For live foods, brine shrimp and daphnia are good choices. These can be obtained from a pet store or online retailer.

Emperor tetras also enjoy frozen foods such as bloodworms and tubifex worms.

It is essential to offer a variety of foods to ensure the fish are getting all the nutrients they need. A varied diet will also help bring out their full coloration.

Emperor Tetra Compatibility

The emperor tetra is a peaceful fish that does well with a wide range of other peaceful fish.

They are particularly well-suited for tanks with dwarf cichlids, corydoras, catfish, livebearers, and most species of peaceful tetras.

Overly active fish should be avoided, as they may see the emperor tetra as prey.

Emperor Tetra Gender Difference,

The male and female fish have some noticeable differences in appearance. The most notable difference is the fins.

The dorsal and caudal fins of the male are noticeably longer and more pointed than the female.

Also, males have an extended ray in the middle of the caudal fin that gives the tail the appearance of a trident.

The female is also smaller and plumper in the body than the male.

Emperor Tetra Breeding

Emperor tetras are relatively easy to breed in the home aquarium, and the process often occurs without intervention if the fish are kept in an optimal environment.

However, you can trigger the breeding process by creating a separate breeding tank.

The breeding tank should have around 80 to 82 degrees Fahrenheit.

The water should be softer and have a pH balance of around 7.0. Use a filter equipped with sponges to prevent harm to the baby fish.

After you set up the breeding tank, place a pair of emperor tetras in the breeding tank to induce breeding.

The female will lay her eggs on plants or other surfaces in the tank, and the male will fertilize them.

Once the eggs are laid, remove the parents from the tank to prevent them from eating them.

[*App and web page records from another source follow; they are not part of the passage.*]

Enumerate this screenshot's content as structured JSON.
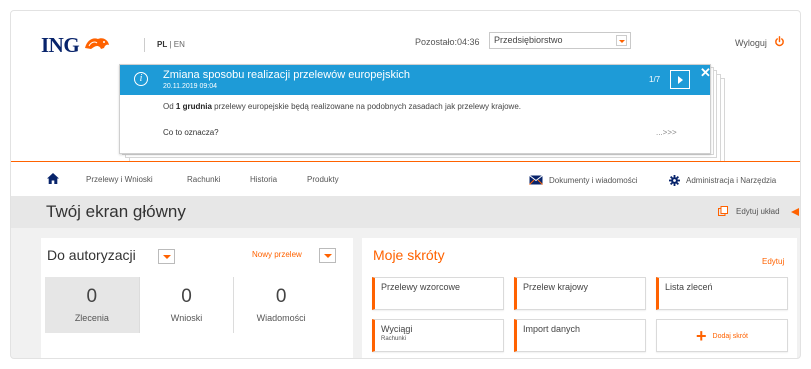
{
  "header": {
    "logo_text": "ING",
    "lang_active": "PL",
    "lang_sep": " | ",
    "lang_other": "EN",
    "remaining_label": "Pozostało:",
    "remaining_time": "04:36",
    "company_select": "Przedsiębiorstwo",
    "logout_label": "Wyloguj"
  },
  "notice": {
    "title": "Zmiana sposobu realizacji przelewów europejskich",
    "date": "20.11.2019 09:04",
    "pager": "1/7",
    "close": "✕",
    "message_lead": "Od ",
    "message_bold": "1 grudnia",
    "message_rest": " przelewy europejskie będą realizowane na podobnych zasadach jak przelewy krajowe.",
    "question": "Co to oznacza?",
    "more": "...>>>"
  },
  "nav": {
    "items": [
      "Przelewy i Wnioski",
      "Rachunki",
      "Historia",
      "Produkty"
    ],
    "documents": "Dokumenty i wiadomości",
    "admin": "Administracja i Narzędzia"
  },
  "dashboard": {
    "title": "Twój ekran główny",
    "edit_layout": "Edytuj układ"
  },
  "auth": {
    "title": "Do autoryzacji",
    "new_transfer": "Nowy przelew",
    "tabs": [
      {
        "count": "0",
        "label": "Zlecenia"
      },
      {
        "count": "0",
        "label": "Wnioski"
      },
      {
        "count": "0",
        "label": "Wiadomości"
      }
    ]
  },
  "shortcuts": {
    "title": "Moje skróty",
    "edit": "Edytuj",
    "tiles": [
      {
        "label": "Przelewy wzorcowe",
        "sub": ""
      },
      {
        "label": "Przelew krajowy",
        "sub": ""
      },
      {
        "label": "Lista zleceń",
        "sub": ""
      },
      {
        "label": "Wyciągi",
        "sub": "Rachunki"
      },
      {
        "label": "Import danych",
        "sub": ""
      }
    ],
    "add": "Dodaj skrót"
  },
  "colors": {
    "accent": "#ff6200",
    "notice": "#1e9bd7",
    "brand_navy": "#08246b"
  }
}
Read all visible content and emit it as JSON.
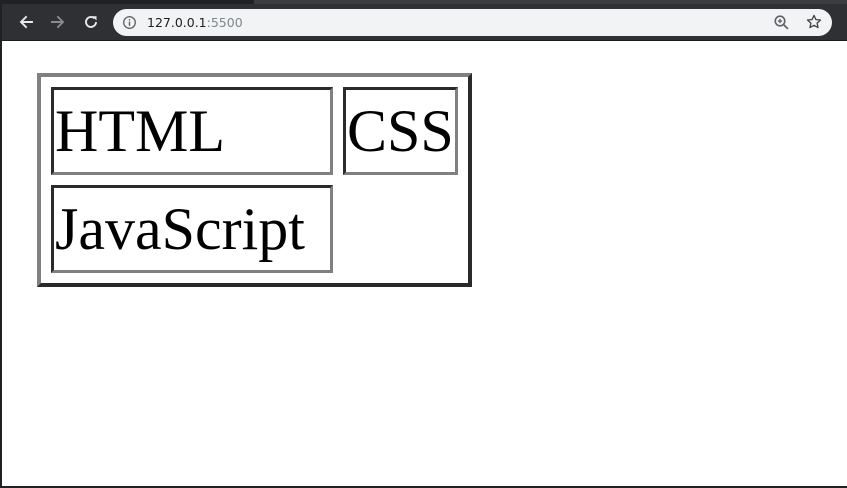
{
  "browser": {
    "url_host": "127.0.0.1",
    "url_port": ":5500",
    "icons": {
      "back": "arrow-left-icon",
      "forward": "arrow-right-icon",
      "reload": "reload-icon",
      "site_info": "info-icon",
      "zoom": "zoom-in-icon",
      "bookmark": "star-icon"
    },
    "colors": {
      "toolbar": "#2f3033",
      "omnibox": "#f1f3f4"
    }
  },
  "table": {
    "rows": [
      [
        "HTML",
        "CSS"
      ],
      [
        "JavaScript",
        ""
      ]
    ],
    "colors": {
      "dark_border": "#2a2a2a",
      "light_border": "#808080"
    }
  }
}
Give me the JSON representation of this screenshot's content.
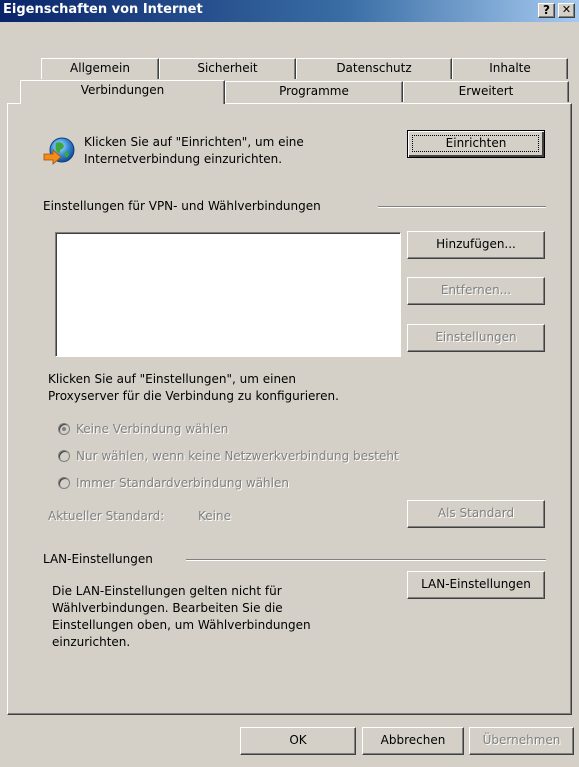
{
  "window": {
    "title": "Eigenschaften von Internet",
    "help_btn": "?",
    "close_btn": "✕"
  },
  "tabs_row1": [
    "Allgemein",
    "Sicherheit",
    "Datenschutz",
    "Inhalte"
  ],
  "tabs_row2": [
    "Verbindungen",
    "Programme",
    "Erweitert"
  ],
  "active_tab": "Verbindungen",
  "setup": {
    "text_line1": "Klicken Sie auf \"Einrichten\", um eine",
    "text_line2": "Internetverbindung einzurichten.",
    "button_label": "Einrichten",
    "icon": "globe-network-icon"
  },
  "vpn": {
    "group_label": "Einstellungen für VPN- und Wählverbindungen",
    "connections": [],
    "add_button": "Hinzufügen...",
    "remove_button": "Entfernen...",
    "settings_button": "Einstellungen",
    "proxy_line1": "Klicken Sie auf \"Einstellungen\", um einen",
    "proxy_line2": "Proxyserver für die Verbindung zu konfigurieren.",
    "radio_options": [
      {
        "label": "Keine Verbindung wählen",
        "selected": true
      },
      {
        "label": "Nur wählen, wenn keine Netzwerkverbindung besteht",
        "selected": false
      },
      {
        "label": "Immer Standardverbindung wählen",
        "selected": false
      }
    ],
    "current_default_label": "Aktueller Standard:",
    "current_default_value": "Keine",
    "set_default_button": "Als Standard"
  },
  "lan": {
    "group_label": "LAN-Einstellungen",
    "text_lines": [
      "Die LAN-Einstellungen gelten nicht für",
      "Wählverbindungen. Bearbeiten Sie die",
      "Einstellungen oben, um Wählverbindungen",
      "einzurichten."
    ],
    "button_label": "LAN-Einstellungen"
  },
  "footer": {
    "ok": "OK",
    "cancel": "Abbrechen",
    "apply": "Übernehmen"
  }
}
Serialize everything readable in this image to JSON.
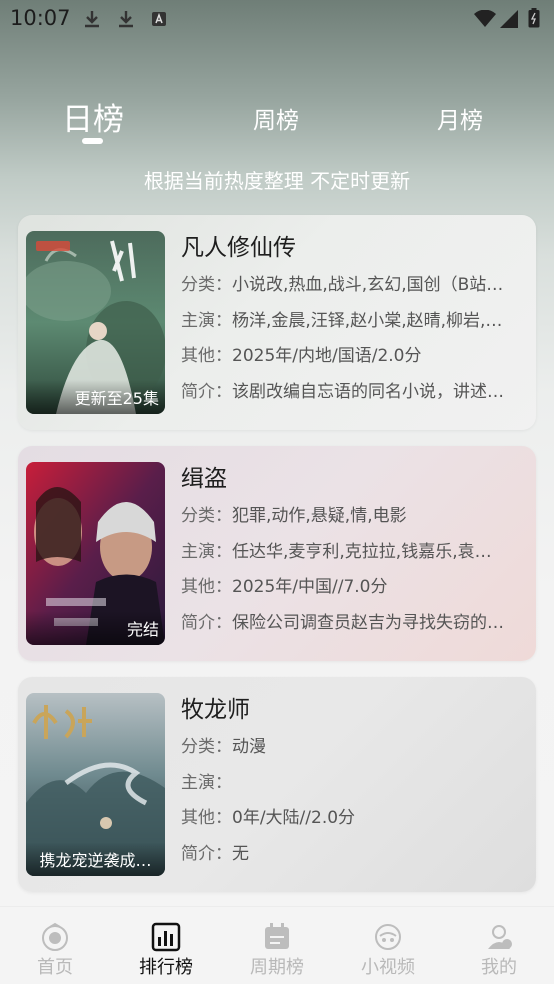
{
  "status_bar": {
    "time": "10:07",
    "icons": [
      "download-icon",
      "download-icon",
      "a-icon",
      "wifi-icon",
      "cell-signal-icon",
      "battery-icon"
    ]
  },
  "tabs": [
    {
      "label": "日榜",
      "active": true
    },
    {
      "label": "周榜",
      "active": false
    },
    {
      "label": "月榜",
      "active": false
    }
  ],
  "subtitle": "根据当前热度整理 不定时更新",
  "labels": {
    "category": "分类：",
    "cast": "主演：",
    "other": "其他：",
    "intro": "简介："
  },
  "items": [
    {
      "title": "凡人修仙传",
      "badge": "更新至25集",
      "category": "小说改,热血,战斗,玄幻,国创（B站…",
      "cast": "杨洋,金晨,汪铎,赵小棠,赵晴,柳岩,…",
      "other": "2025年/内地/国语/2.0分",
      "intro": "该剧改编自忘语的同名小说，讲述…"
    },
    {
      "title": "缉盗",
      "badge": "完结",
      "category": "犯罪,动作,悬疑,情,电影",
      "cast": "任达华,麦亨利,克拉拉,钱嘉乐,袁…",
      "other": "2025年/中国//7.0分",
      "intro": "保险公司调查员赵吉为寻找失窃的…"
    },
    {
      "title": "牧龙师",
      "badge": "携龙宠逆袭成…",
      "category": "动漫",
      "cast": "",
      "other": "0年/大陆//2.0分",
      "intro": "无"
    }
  ],
  "bottom_nav": [
    {
      "label": "首页",
      "icon": "home-icon",
      "active": false
    },
    {
      "label": "排行榜",
      "icon": "ranking-icon",
      "active": true
    },
    {
      "label": "周期榜",
      "icon": "calendar-icon",
      "active": false
    },
    {
      "label": "小视频",
      "icon": "short-video-icon",
      "active": false
    },
    {
      "label": "我的",
      "icon": "profile-icon",
      "active": false
    }
  ],
  "colors": {
    "active_text": "#111111",
    "inactive_text": "#b9b9b9",
    "tab_text": "#ffffff"
  }
}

The eggs will hatch in 24-48 hours, and the fry will be free-swimming a few days after that.

You can feed them small live foods or finely crushed flakes. Your fry should grow into healthy adults in a few months with proper care.

Possible Diseases and Prevention

Emperor tetras are hardy and peaceful fish species that make a great addition to any aquarium.

However, like all fish, they are susceptible to diseases that can be deadly if not treated promptly and adequately.

Some of the most common diseases that emperor tetras may suffer from include:

Ich

Also known as white spot disease, ich is a parasitic infection that attacks the fish’s skin, gills, and fins. Ich is characterized by white spots or dots on the fish’s body, which can eventually lead to death if not treated.

Fin rot

Fin rot is an infection that causes the fish’s fins and tail to become ragged and disintegrate.

Fin rot is usually caused by poor water quality or bacterial infection and can be deadly if not treated.

Swim bladder disease

The swim bladder is a gas-filled sac that helps the fish float and stays at a particular water depth.

If this sac is damaged, the fish will have difficulty swimming and may eventually drown.

You can do several things to help prevent your emperor tetra from getting sick.

First, make sure that you keep their tank clean and the water quality high.

Second, don’t overfeed them, as this can lead to digestive problems that make them more susceptible to infections.

Finally, quarantine new fish before adding them to your tank, as they may be carrying diseases that could infect your other fish.

By following these simple tips, you can help keep your emperor tetras healthy and happy for many years to come.

Last Words

The emperor tetra is a peaceful fish that makes a great addition to any aquarium.

They are relatively easy to care for and breed, and they are not known to be overly picky eaters.

We hope you have enjoyed this article as much as we did. If you still have any questions, please share them with us in the comment section below.